Here we see that one technology has lower productivity than several technologies that are currently not funded. This causes a loss of health benefit indicated by the red quadrangle. This lost health is the opportunity cost of not funding a better intervention with our existing funds.
If we could identify a non-funded technology with higher productivity, population health would rise. And if we could fund the most productive of the non-funded interventions, the red area of loss could be fully captured. By selecting technologies that have greater productivity than those currently funded, we gain more health than what is lost from those that are no longer funded.
To be efficient, therefore, any healthcare system needs reasonably believable information on the cost-effectiveness of both the interventions it funds and the most likely candidates that it doesn’t. For example, NICE has processes for stakeholders to propose possible technologies for cost-effectiveness assessments.
What are the downsides from using the marginal productivity of the healthcare service?
It is difficult to find out what the marginal productivity of the healthcare service is. Let’s suppose that the objective of the healthcare service is to improve health and we think that we have a reasonable way to measure health, say quality-adjusted life expectancy. To apply this ‘bookshelf approach’ (also known as a league table approach), we need credible quality information on the costs and health benefits of all healthcare services, which is unfeasible for many countries.
An approach increasingly used is to take advantage of variations in the healthcare service budget and in the mortality risk between regions and over time. Under some assumptions, researchers can use these variations to find out how small changes (i.e., marginal changes) in the healthcare budget affect quality-adjusted life expectancy (this has been tried in, e.g., England, Australia, Spain, South Africa). However, the reliability of this approach has been contested by other researchers (e.g., here).
Our measures of health are not, however, perfect and they certainly contain value judgements that may not be universally accepted. In cost-effectiveness analysis, we usually measure health in terms of quality-adjusted life expectancy (e.g., the QALY). But the quality weights may not capture all aspects of health or be equally sensitive to all changes. This problem also applies to approaches that seek to measure the relative health impact of healthcare technologies. One solution lies in having a deliberative decision-making procedure that allows for these aspects to be appraised on a case-by-case basis by accountable people.
In practice, the available evidence is incomplete or controversial (or may be absent). This, again, is true for all systematic ways of making decisions about the services to provide. It means that the process is necessarily fraught with uncertainties, some of which may be big ones. So who decides whether the evidence is good enough for the purpose at hand and who decides what risks are acceptable? Once again, one solution lies in a deliberative procedure that allows for these issues to be discussed and appraised on a case-by-case basis by accountable participants.
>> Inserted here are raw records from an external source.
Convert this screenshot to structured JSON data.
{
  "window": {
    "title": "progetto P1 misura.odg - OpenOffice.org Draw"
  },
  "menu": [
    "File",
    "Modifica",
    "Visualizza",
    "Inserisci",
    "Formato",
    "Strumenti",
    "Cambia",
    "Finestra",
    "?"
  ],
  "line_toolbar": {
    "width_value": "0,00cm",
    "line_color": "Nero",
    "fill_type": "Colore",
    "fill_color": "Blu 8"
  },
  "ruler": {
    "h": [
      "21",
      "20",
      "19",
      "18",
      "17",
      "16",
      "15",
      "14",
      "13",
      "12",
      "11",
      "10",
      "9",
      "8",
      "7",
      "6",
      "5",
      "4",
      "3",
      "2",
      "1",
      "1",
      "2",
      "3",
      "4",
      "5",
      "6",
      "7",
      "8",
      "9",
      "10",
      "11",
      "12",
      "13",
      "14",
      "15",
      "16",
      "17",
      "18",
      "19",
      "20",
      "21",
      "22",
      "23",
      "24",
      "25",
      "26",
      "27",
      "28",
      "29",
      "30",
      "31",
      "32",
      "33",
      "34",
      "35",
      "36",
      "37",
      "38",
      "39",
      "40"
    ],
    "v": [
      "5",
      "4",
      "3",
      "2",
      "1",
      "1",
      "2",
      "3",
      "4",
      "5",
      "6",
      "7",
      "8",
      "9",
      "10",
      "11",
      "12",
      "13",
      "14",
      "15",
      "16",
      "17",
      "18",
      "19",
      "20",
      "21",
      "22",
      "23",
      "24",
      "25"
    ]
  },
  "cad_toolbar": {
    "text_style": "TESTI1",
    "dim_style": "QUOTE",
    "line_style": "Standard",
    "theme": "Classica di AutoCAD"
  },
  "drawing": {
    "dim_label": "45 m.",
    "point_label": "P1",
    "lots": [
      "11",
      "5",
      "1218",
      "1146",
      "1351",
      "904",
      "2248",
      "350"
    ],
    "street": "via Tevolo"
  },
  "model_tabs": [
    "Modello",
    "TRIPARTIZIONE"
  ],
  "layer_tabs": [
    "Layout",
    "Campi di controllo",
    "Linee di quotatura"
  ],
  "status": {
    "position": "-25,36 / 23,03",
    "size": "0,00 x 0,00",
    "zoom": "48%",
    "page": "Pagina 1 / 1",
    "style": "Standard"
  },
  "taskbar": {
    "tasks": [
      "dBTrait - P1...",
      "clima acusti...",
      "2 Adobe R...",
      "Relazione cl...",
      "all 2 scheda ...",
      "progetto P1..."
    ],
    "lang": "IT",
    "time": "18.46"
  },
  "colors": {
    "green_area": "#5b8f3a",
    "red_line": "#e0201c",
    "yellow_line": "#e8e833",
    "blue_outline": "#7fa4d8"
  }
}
Another issue is that we care about more things than just health. For example, we care about wellbeing and fairness. We may wish to incentivize and reward the pharmaceutical industry to continue to conduct research and develop new treatments. There may be healthcare interventions that increase the costs for the healthcare service but are much more convenient, cost-saving, or time-saving for patients and their caregivers. If we use the marginal productivity of the healthcare service in terms of health as the sole criterion for selection, these factors are neglected. Most pointedly, however, to incorporate them necessarily entails some avoidable health loss (earlier deaths, reduced quality of life, etc.). This loss might be acceptable if the expected gains from greater fairness, etc., were judged to be sufficient. Hence the importance of having a procedure for deliberative decision-making where these and other factors are considered by accountable discussants.
Featured image by Jason Wong on Unsplash